Hmmmm. What's this...THING at the top of the final landing? Uh. It appears there's one of those stair chair-lifts attached to the railing. Blocking half the top of the dark, already-too-narrow stairway. Hmmm.
"Oh, yes, the lift's for my mother, she lives just across from YOUR room and she can't climb the stairs," burbled our hostess. Gee. How swell. And thanks for mentioning that when we booked the room. I don't remember a conversation about whether I could squeeze thru a 12-inch opening. Guess you don't book too many 300-pounders for this room.
Well, one thing was immediately clear: there was no friggin' way we were getting our suitcase past that...THING. So the first order of business was to go to the car and extract what we'd need just for our two-night stay here. We dumped underwear and toothbrushes and sundries into a couple of shopping bags and schlepped them up to the third floor and past The Troll guarding the stairway.
"It's not like we'll be doing it ten times a day." Is there an echo in here? Actually yes. Yes, there is. You get to hear every squeak on the stairs twice.
More delights awaited in our "suite". Did I mention third floor? At the top of an old-fashioned New England house? As in, converted ATTIC? Width AND height limits for booking this room, especially near the walls. Did she ask if we were both under 5' 8"? I simply don't recall.
The surprises continued in the bathroom, where barely inside the doorway, a sharp, immediate right turn was necessary. We would soon learn how to scuttle along the baseboard like cockroaches to avoid a concussion. Of course, the opposite technique was required in the bedrooms. Hope I don't need to get up in the middle of the night. Wish I'd brought my glow-tape to put on the floor like bread crumbs.
In addition to sloping walls, we also had sloping floors. If I'd set down a bowling ball on the threshold of the second bedroom, it would have gained enough momentum to smash through the outside wall.

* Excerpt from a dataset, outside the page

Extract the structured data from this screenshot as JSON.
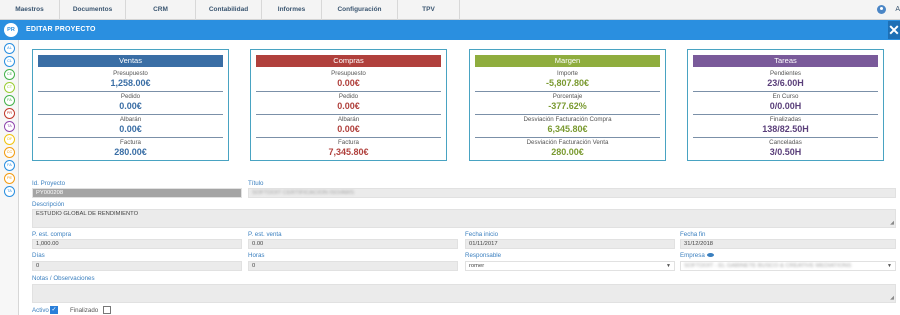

I don't remember the food at dinner that night; I wasn't in a very good mood so it could have been five stars, for all I know. I realized quickly that a B&B experience is not my cup of tea, spending a couple of hours talking to a bunch of strangers at a communal dinner table. I admit it. I'm a hermit, I'm antisocial, even a bit of a misanthrope. Sue me.
I escaped as soon as I politely could and ascended to our turret, this time squeezing past The Troll at the bottom of the stairs where it had deposited Mom for dinner. As I was tidying up the shopping bags of undies, I was introduced to the final indignity in our room, a little item I call The Edge. No, not the guy from U2.
The floor of the sitting-area, just inside the room's entryway, had been redone in recent years with new oak planking. Apparently they'd just fastened the new planking to the old floor, making the new floor a good inch higher than the old part of the room. They covered up the difference with an edging strip and called it a day. So when I strode merrily and heedlessly back toward the door, I tripped and nearly went ass-over-teakettle.
The Edge put me OVER the edge. When Mike returned from dinner, I began lobbying for a quick getaway the next morning, rather than staying a second night as we had booked. The sight-seeing available in the area was somewhat lackluster anyway, and I figured we could see all we needed to while headed for New York.
We tried to secure an extra night at our New York hotel, but it was all booked up. Instead, I found a chain motel in Tarrytown, about an hour's drive outside of NYC. We could spend a leisurely day driving there through western Massachusetts and Connecticut, and then drive into NYC the next day. Freedom in twelve hours.